_Exercise instructions:_ The goal is an unaltered copy of the records below, minus any images.

(Collected data)
++++
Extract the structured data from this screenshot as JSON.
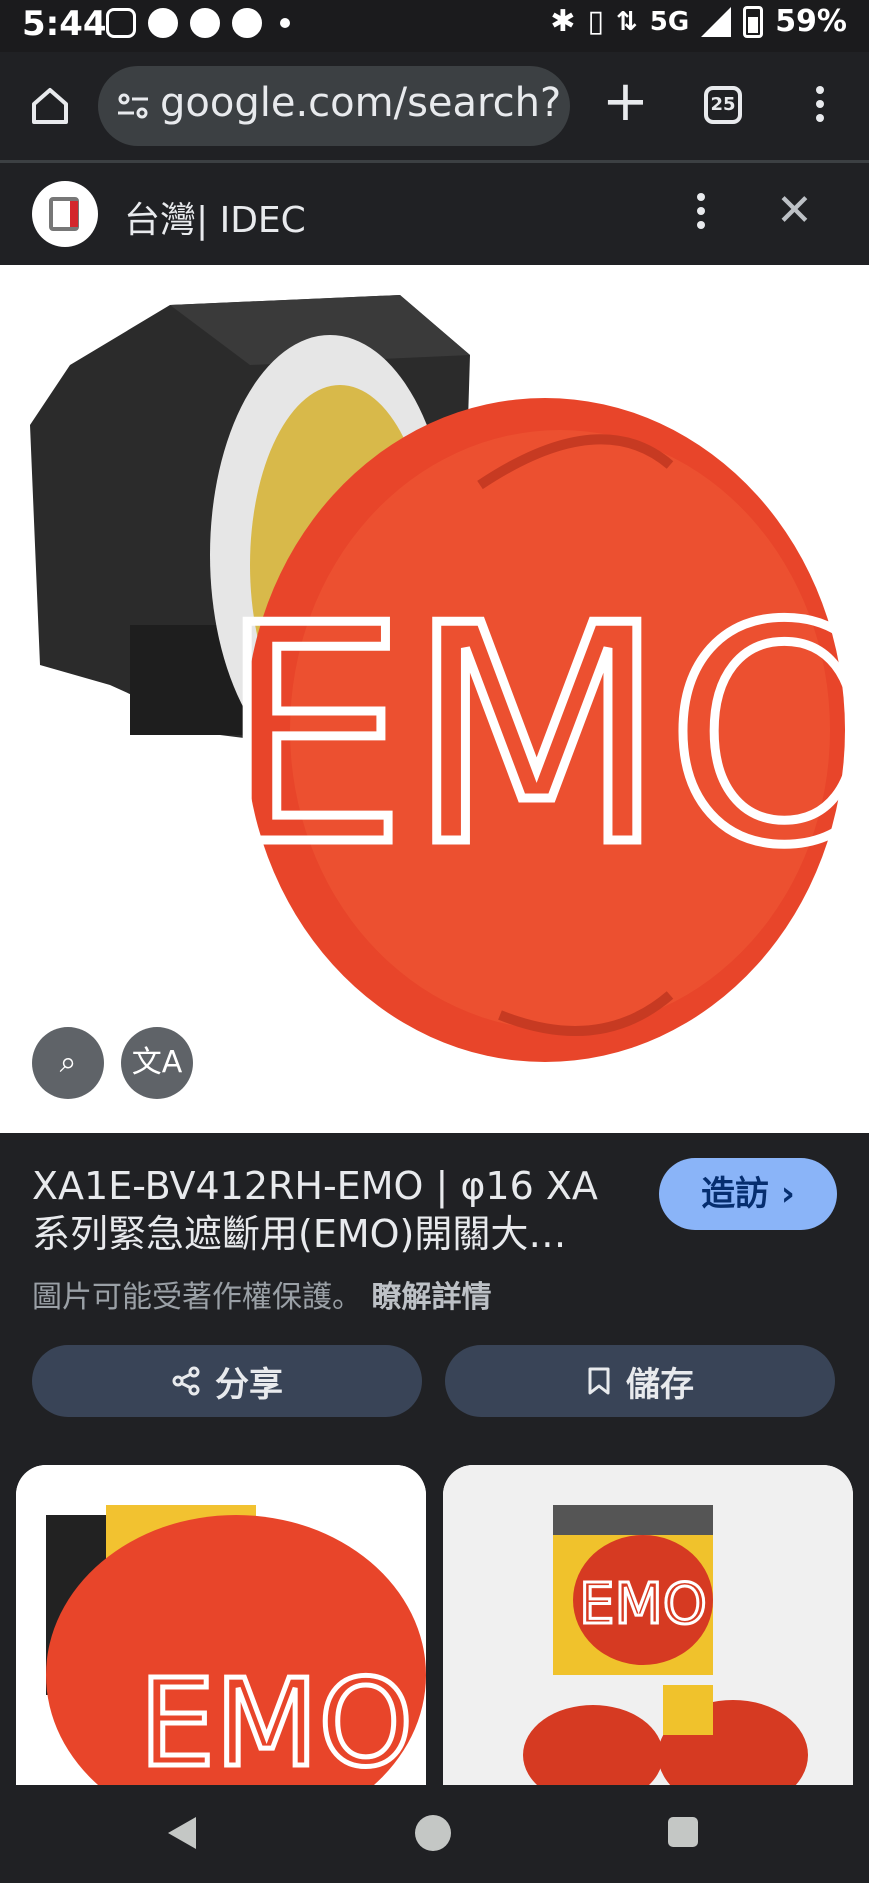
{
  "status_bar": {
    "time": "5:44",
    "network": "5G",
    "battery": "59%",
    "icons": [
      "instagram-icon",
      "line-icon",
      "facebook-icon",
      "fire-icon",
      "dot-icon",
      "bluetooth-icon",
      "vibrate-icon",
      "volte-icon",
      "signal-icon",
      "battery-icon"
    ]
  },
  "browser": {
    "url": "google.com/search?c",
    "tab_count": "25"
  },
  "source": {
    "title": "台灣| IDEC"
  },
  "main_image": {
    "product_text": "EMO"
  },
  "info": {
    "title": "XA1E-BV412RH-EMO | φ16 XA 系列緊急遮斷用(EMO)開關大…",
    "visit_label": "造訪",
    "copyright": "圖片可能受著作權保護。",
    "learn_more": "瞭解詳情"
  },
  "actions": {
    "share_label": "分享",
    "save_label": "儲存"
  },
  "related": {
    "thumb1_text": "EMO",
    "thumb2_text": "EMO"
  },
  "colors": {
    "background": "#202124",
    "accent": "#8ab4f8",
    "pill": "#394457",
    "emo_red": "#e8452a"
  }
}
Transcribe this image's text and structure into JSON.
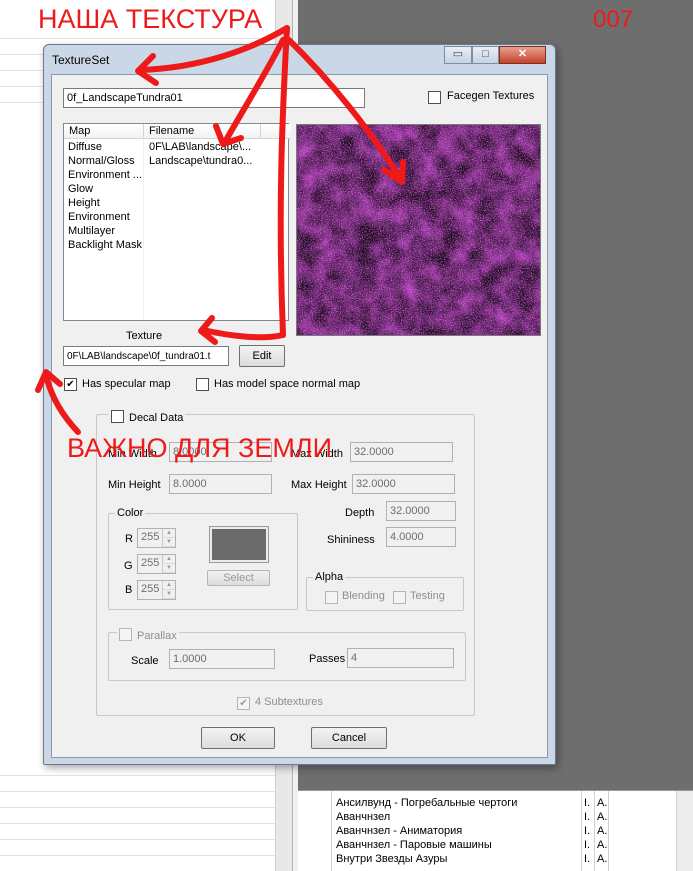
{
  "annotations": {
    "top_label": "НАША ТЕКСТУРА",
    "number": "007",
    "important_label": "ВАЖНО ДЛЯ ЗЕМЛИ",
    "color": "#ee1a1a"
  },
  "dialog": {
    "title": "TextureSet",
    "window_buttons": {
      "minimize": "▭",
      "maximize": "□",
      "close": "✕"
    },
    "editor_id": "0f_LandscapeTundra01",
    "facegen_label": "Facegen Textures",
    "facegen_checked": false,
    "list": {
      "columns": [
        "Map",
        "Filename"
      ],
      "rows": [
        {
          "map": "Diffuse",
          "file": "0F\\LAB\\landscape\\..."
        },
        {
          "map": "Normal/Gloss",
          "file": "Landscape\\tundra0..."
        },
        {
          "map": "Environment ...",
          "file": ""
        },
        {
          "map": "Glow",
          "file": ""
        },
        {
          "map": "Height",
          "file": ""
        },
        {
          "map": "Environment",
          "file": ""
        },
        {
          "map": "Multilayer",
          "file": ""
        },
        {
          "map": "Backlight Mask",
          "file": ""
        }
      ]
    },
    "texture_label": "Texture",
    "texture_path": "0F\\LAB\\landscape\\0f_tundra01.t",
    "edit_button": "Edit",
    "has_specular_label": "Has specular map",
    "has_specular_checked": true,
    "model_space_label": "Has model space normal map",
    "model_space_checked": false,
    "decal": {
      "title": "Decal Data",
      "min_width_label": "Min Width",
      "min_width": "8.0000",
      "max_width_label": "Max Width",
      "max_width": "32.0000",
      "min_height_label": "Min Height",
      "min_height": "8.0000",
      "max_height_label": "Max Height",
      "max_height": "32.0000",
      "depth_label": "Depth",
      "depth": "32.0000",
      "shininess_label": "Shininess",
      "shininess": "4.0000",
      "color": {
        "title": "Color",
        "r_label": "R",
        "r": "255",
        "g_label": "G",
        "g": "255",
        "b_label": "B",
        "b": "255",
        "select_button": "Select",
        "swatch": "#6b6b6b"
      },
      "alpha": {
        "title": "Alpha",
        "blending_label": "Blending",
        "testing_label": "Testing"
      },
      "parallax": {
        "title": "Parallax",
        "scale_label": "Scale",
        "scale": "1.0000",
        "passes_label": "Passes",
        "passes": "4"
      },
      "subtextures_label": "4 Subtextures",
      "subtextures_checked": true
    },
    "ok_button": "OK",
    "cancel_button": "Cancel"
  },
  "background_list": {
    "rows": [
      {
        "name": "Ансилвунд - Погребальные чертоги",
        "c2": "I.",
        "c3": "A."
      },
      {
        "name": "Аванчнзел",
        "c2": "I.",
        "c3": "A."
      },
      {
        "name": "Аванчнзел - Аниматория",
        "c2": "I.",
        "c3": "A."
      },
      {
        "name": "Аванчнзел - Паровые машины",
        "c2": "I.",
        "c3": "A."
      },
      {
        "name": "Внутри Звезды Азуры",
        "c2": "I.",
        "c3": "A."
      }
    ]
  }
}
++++
_Solved exercise:_
Extract the structured data from this screenshot as JSON.
{
  "status_bar": {
    "time": "5:44",
    "network": "5G",
    "battery": "59%",
    "icons": [
      "instagram-icon",
      "line-icon",
      "facebook-icon",
      "fire-icon",
      "dot-icon",
      "bluetooth-icon",
      "vibrate-icon",
      "volte-icon",
      "signal-icon",
      "battery-icon"
    ]
  },
  "browser": {
    "url": "google.com/search?c",
    "tab_count": "25"
  },
  "source": {
    "title": "台灣| IDEC"
  },
  "main_image": {
    "product_text": "EMO"
  },
  "info": {
    "title": "XA1E-BV412RH-EMO | φ16 XA 系列緊急遮斷用(EMO)開關大…",
    "visit_label": "造訪",
    "copyright": "圖片可能受著作權保護。",
    "learn_more": "瞭解詳情"
  },
  "actions": {
    "share_label": "分享",
    "save_label": "儲存"
  },
  "related": {
    "thumb1_text": "EMO",
    "thumb2_text": "EMO"
  },
  "colors": {
    "background": "#202124",
    "accent": "#8ab4f8",
    "pill": "#394457",
    "emo_red": "#e8452a"
  }
}
Transcribe this image's text and structure into JSON.
{
  "annotations": {
    "top_label": "НАША ТЕКСТУРА",
    "number": "007",
    "important_label": "ВАЖНО ДЛЯ ЗЕМЛИ",
    "color": "#ee1a1a"
  },
  "dialog": {
    "title": "TextureSet",
    "window_buttons": {
      "minimize": "▭",
      "maximize": "□",
      "close": "✕"
    },
    "editor_id": "0f_LandscapeTundra01",
    "facegen_label": "Facegen Textures",
    "facegen_checked": false,
    "list": {
      "columns": [
        "Map",
        "Filename"
      ],
      "rows": [
        {
          "map": "Diffuse",
          "file": "0F\\LAB\\landscape\\..."
        },
        {
          "map": "Normal/Gloss",
          "file": "Landscape\\tundra0..."
        },
        {
          "map": "Environment ...",
          "file": ""
        },
        {
          "map": "Glow",
          "file": ""
        },
        {
          "map": "Height",
          "file": ""
        },
        {
          "map": "Environment",
          "file": ""
        },
        {
          "map": "Multilayer",
          "file": ""
        },
        {
          "map": "Backlight Mask",
          "file": ""
        }
      ]
    },
    "texture_label": "Texture",
    "texture_path": "0F\\LAB\\landscape\\0f_tundra01.t",
    "edit_button": "Edit",
    "has_specular_label": "Has specular map",
    "has_specular_checked": true,
    "model_space_label": "Has model space normal map",
    "model_space_checked": false,
    "decal": {
      "title": "Decal Data",
      "min_width_label": "Min Width",
      "min_width": "8.0000",
      "max_width_label": "Max Width",
      "max_width": "32.0000",
      "min_height_label": "Min Height",
      "min_height": "8.0000",
      "max_height_label": "Max Height",
      "max_height": "32.0000",
      "depth_label": "Depth",
      "depth": "32.0000",
      "shininess_label": "Shininess",
      "shininess": "4.0000",
      "color": {
        "title": "Color",
        "r_label": "R",
        "r": "255",
        "g_label": "G",
        "g": "255",
        "b_label": "B",
        "b": "255",
        "select_button": "Select",
        "swatch": "#6b6b6b"
      },
      "alpha": {
        "title": "Alpha",
        "blending_label": "Blending",
        "testing_label": "Testing"
      },
      "parallax": {
        "title": "Parallax",
        "scale_label": "Scale",
        "scale": "1.0000",
        "passes_label": "Passes",
        "passes": "4"
      },
      "subtextures_label": "4 Subtextures",
      "subtextures_checked": true
    },
    "ok_button": "OK",
    "cancel_button": "Cancel"
  },
  "background_list": {
    "rows": [
      {
        "name": "Ансилвунд - Погребальные чертоги",
        "c2": "I.",
        "c3": "A."
      },
      {
        "name": "Аванчнзел",
        "c2": "I.",
        "c3": "A."
      },
      {
        "name": "Аванчнзел - Аниматория",
        "c2": "I.",
        "c3": "A."
      },
      {
        "name": "Аванчнзел - Паровые машины",
        "c2": "I.",
        "c3": "A."
      },
      {
        "name": "Внутри Звезды Азуры",
        "c2": "I.",
        "c3": "A."
      }
    ]
  }
}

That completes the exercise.